Besides the title image that I pinched from nintendo.co.uk, all images in this article are screenshots from the iPhone version of the game, but they do the job.
The main appeal of the Switch for me is as a travel companion when I drive across Europe to visit my sister in Switzerland, or pop back to the UK to visit friends and family there. The screen is just fantastic, and it has effectively replaced my 3DS for playing indie games for this reason. Between Switch and iPad my entertainment needs are satisfied when staying in a cheap German hotel.
Whilst I generally balk at the idea of paying several euros for a game that I can buy on my iPhone/iPad for €0,99, Switch has one big advantage over my iDevices – buttons. One More Jump was one of my favourite iPhone games, requiring a simple thumb tap to jump over obstacles, and it is improved significantly on Switch.
Your character (a happy, smiley block) travels automatically along the ground at a set speed, requiring you only to tap a button to jump. White ground is safe, everything else kills you. Jumping at the end of a road carries your around the corner and onto the next section.
There are further tile sets available with additional character sprites purchasable with gems collected in the game, though I prefer to stick with the default, minimalist version – some of the others introduce a distracting blur, or in some cases suffer from slight design problems such as objects being the same colour as the ground and therefore hard to make out.
Each new collection of levels (grouped in 12s) introduces new mechanics to test your reactions, and each level has a variety of versions for those seeking a challenge – mirror mode flips the level, night mode limits how far around you you can see, and rotation mode spins the level slowly as you play. Each level also has three blue gems that can be quite difficult to collect within the limitations of the game engine.

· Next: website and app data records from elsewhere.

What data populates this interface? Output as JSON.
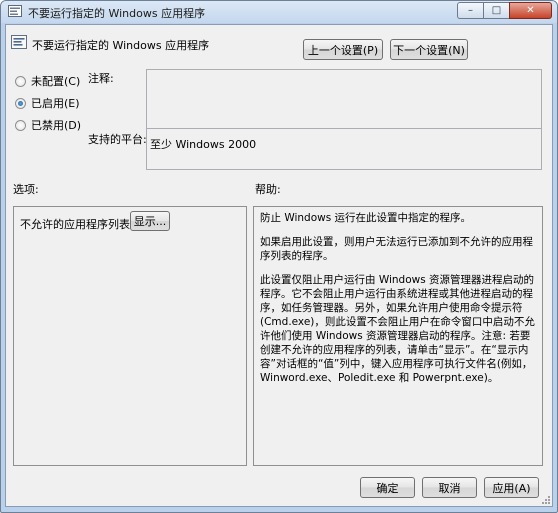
{
  "window": {
    "title": "不要运行指定的 Windows 应用程序",
    "caption": {
      "minimize": "–",
      "maximize": "□",
      "close": "✕"
    }
  },
  "header": {
    "title": "不要运行指定的 Windows 应用程序",
    "prev_label": "上一个设置(P)",
    "next_label": "下一个设置(N)"
  },
  "state": {
    "options": [
      {
        "label": "未配置(C)",
        "checked": false
      },
      {
        "label": "已启用(E)",
        "checked": true
      },
      {
        "label": "已禁用(D)",
        "checked": false
      }
    ]
  },
  "comment": {
    "label": "注释:",
    "value": ""
  },
  "platform": {
    "label": "支持的平台:",
    "value": "至少 Windows 2000"
  },
  "options_section": {
    "label": "选项:",
    "item_label": "不允许的应用程序列表",
    "show_button": "显示..."
  },
  "help_section": {
    "label": "帮助:",
    "paragraphs": [
      "防止 Windows 运行在此设置中指定的程序。",
      "如果启用此设置，则用户无法运行已添加到不允许的应用程序列表的程序。",
      "此设置仅阻止用户运行由 Windows 资源管理器进程启动的程序。它不会阻止用户运行由系统进程或其他进程启动的程序，如任务管理器。另外，如果允许用户使用命令提示符(Cmd.exe)，则此设置不会阻止用户在命令窗口中启动不允许他们使用 Windows 资源管理器启动的程序。注意: 若要创建不允许的应用程序的列表，请单击“显示”。在“显示内容”对话框的“值”列中，键入应用程序可执行文件名(例如，Winword.exe、Poledit.exe 和 Powerpnt.exe)。"
    ]
  },
  "footer": {
    "ok": "确定",
    "cancel": "取消",
    "apply": "应用(A)"
  }
}
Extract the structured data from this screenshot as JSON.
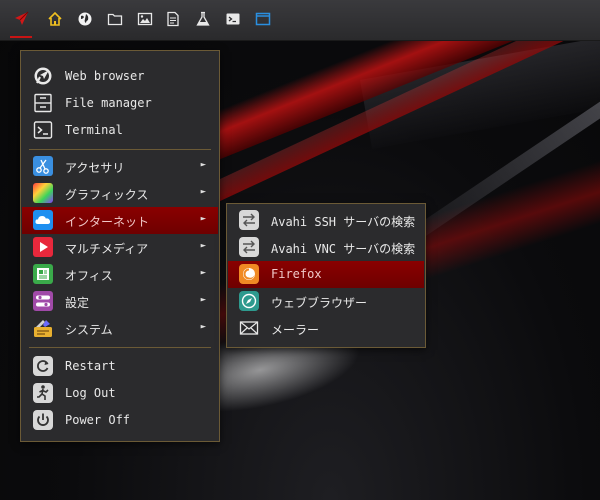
{
  "colors": {
    "accent": "#c81414",
    "highlight": "#800000",
    "border": "#6b5a36",
    "menu_bg": "#2b2b2d"
  },
  "panel": {
    "buttons": [
      {
        "icon": "app-menu-rocket-icon"
      },
      {
        "icon": "home-icon"
      },
      {
        "icon": "globe-icon"
      },
      {
        "icon": "folder-icon"
      },
      {
        "icon": "image-icon"
      },
      {
        "icon": "document-icon"
      },
      {
        "icon": "flask-icon"
      },
      {
        "icon": "terminal-icon"
      },
      {
        "icon": "window-icon"
      }
    ]
  },
  "main_menu": {
    "favorites": [
      {
        "label": "Web browser",
        "icon": "web-browser-icon"
      },
      {
        "label": "File manager",
        "icon": "file-manager-icon"
      },
      {
        "label": "Terminal",
        "icon": "terminal-icon"
      }
    ],
    "categories": [
      {
        "label": "アクセサリ",
        "icon": "accessories-icon",
        "has_submenu": true
      },
      {
        "label": "グラフィックス",
        "icon": "graphics-icon",
        "has_submenu": true
      },
      {
        "label": "インターネット",
        "icon": "internet-icon",
        "has_submenu": true,
        "selected": true
      },
      {
        "label": "マルチメディア",
        "icon": "multimedia-icon",
        "has_submenu": true
      },
      {
        "label": "オフィス",
        "icon": "office-icon",
        "has_submenu": true
      },
      {
        "label": "設定",
        "icon": "settings-icon",
        "has_submenu": true
      },
      {
        "label": "システム",
        "icon": "system-icon",
        "has_submenu": true
      }
    ],
    "session": [
      {
        "label": "Restart",
        "icon": "restart-icon"
      },
      {
        "label": "Log Out",
        "icon": "logout-icon"
      },
      {
        "label": "Power Off",
        "icon": "power-off-icon"
      }
    ],
    "submenu_arrow": "►"
  },
  "internet_submenu": {
    "items": [
      {
        "label": "Avahi SSH サーバの検索",
        "icon": "avahi-ssh-icon"
      },
      {
        "label": "Avahi VNC サーバの検索",
        "icon": "avahi-vnc-icon"
      },
      {
        "label": "Firefox",
        "icon": "firefox-icon",
        "selected": true
      },
      {
        "label": "ウェブブラウザー",
        "icon": "web-browser-safari-icon"
      },
      {
        "label": "メーラー",
        "icon": "mailer-icon"
      }
    ]
  }
}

Further longevity comes from two addition modes – Endless and Circuit. The first, as you might suspect, pots you against an endless, randomly-generated track, scoring points based on distance travelled. Circuit instead places you in a square track, making your way around it, each side changing randomly as you leave it behind. Points here are awarded for the number of successful jumps, and it is considerably more difficult with the confined space and the distraction of each side of the square being pulled out and replaced on screen.
Unlike some similar games which can have a very steep learning curve – a couple of easy levels and then a brick wall of difficultly, Super One More Jump has a nice, steady gradient as you progress. It never feels unfair, and is rarely frustrating in the early stages.
As a boredom buster this game ticks all the boxes, and is recommended to anyone looking for a new indie game for their collection. One of my favourites now on Switch.